The idea of ‘systematic fouling’ in basketball is not new. Every team has tried to stop the clock with a foul. In the 1960s and 1970s, when FIBA Basketball did not, yet, have a bonus rule, every ‘common foul’ (not on the shooter) was rewarded only with the right to in-bound the ball. The USSR figured this out. They had 12 men and that’s 60 fouls. If they had 55 called, they would have seven men fouled out and five on the court with five each. And no refs ever called 55 fouls. So they beat up on teams.
Then, several NCAA coaches — some in the Hall of Fame — were as shrewd as the USSR coaches. They asked this question: “How many fouls will refs call in a game?” They probably said, “Thirty, tops.” They then reasoned this way, in my opinion: “Let’s not commit just 30 fouls and have them all called. Let’s commit 300 fouls and protest every call at 120 Decibels.” So, their teams, basically, played NFL Football on the hardwood and the referees, intimidated by the force of their personalities, called those 30 fouls but left another 270 go uncalled.
But, about 20 years ago, coach Don Nelson devised an entire strategy to use ‘systematic fouling’: “Hack-a-Shaq.” Meaning foul Shaquille O’Neal, who was a terrible free throw shooter (like about 6000 misses in his career). FIBA coaches call this ‘foul for profit.’ The idea: Spend a foul because we’ll be rewarded when Shaq misses the free throw. No, the strategy was not always successful but it took hold and the NBA now has a lot of poor FT shooters and lots of ‘intentional’ fouls.

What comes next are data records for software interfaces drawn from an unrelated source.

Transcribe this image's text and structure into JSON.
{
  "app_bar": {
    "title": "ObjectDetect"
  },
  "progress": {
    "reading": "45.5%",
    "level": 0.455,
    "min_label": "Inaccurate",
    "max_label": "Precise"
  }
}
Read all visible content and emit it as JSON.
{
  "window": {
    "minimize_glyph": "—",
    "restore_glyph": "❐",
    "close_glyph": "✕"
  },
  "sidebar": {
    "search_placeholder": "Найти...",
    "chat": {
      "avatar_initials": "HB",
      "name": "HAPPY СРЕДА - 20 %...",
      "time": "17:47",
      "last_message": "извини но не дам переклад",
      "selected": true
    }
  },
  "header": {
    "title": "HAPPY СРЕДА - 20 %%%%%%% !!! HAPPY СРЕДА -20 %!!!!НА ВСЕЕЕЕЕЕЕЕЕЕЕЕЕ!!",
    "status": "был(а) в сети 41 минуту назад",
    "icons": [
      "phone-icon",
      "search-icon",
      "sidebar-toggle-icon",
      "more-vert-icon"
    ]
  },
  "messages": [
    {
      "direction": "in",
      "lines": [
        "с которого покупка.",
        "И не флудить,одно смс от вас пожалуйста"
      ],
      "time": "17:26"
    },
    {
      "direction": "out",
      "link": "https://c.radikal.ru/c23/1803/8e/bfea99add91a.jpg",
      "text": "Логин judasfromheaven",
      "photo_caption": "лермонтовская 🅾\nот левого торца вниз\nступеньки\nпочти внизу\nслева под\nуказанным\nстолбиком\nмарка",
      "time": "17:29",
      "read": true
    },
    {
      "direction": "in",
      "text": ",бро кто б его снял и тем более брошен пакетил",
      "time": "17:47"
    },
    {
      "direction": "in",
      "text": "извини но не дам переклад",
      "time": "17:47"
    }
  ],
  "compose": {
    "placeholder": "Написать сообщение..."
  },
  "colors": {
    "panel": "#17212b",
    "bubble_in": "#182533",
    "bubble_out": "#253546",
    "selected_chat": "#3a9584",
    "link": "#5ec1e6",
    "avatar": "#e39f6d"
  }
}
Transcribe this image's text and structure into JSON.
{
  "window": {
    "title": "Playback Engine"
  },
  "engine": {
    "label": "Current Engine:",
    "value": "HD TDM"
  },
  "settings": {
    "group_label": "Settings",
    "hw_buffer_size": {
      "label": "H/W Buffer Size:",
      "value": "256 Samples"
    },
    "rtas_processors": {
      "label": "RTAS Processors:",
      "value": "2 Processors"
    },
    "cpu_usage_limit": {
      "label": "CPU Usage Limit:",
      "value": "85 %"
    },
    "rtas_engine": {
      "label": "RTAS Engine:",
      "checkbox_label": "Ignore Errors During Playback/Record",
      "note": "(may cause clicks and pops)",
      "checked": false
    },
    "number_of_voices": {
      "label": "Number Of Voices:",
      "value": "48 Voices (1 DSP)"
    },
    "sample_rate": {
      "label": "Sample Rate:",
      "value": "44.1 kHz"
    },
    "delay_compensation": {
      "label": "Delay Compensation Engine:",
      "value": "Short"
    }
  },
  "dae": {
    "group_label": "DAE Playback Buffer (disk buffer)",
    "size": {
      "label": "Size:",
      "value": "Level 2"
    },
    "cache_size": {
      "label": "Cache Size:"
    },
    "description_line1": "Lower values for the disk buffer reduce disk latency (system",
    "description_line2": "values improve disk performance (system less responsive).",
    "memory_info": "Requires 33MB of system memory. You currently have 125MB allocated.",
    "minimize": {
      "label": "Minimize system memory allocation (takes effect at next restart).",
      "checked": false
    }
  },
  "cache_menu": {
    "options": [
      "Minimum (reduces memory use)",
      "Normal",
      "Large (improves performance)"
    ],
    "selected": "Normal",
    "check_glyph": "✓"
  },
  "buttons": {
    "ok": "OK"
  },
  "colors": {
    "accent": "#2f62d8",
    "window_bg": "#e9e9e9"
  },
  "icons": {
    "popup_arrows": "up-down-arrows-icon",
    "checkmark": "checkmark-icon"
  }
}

What to do? NBA greats like Larry Bird have said, “Do nothing. Those players should learn to make free throws.” For now, NBA Commissioner Adam Silver has taken this line. They may be right. Of course, everyone is concerned about how the game has deteriorated into a fouling contest and a free throw shooting contest. That’s not basketball. My idea? Apply the ‘intentional foul’ rule if the foul is flagrant. If the defense is clever in making a ‘tactical’ foul? That’s just two free throws and those stone-handed NBA players had better learn to make them.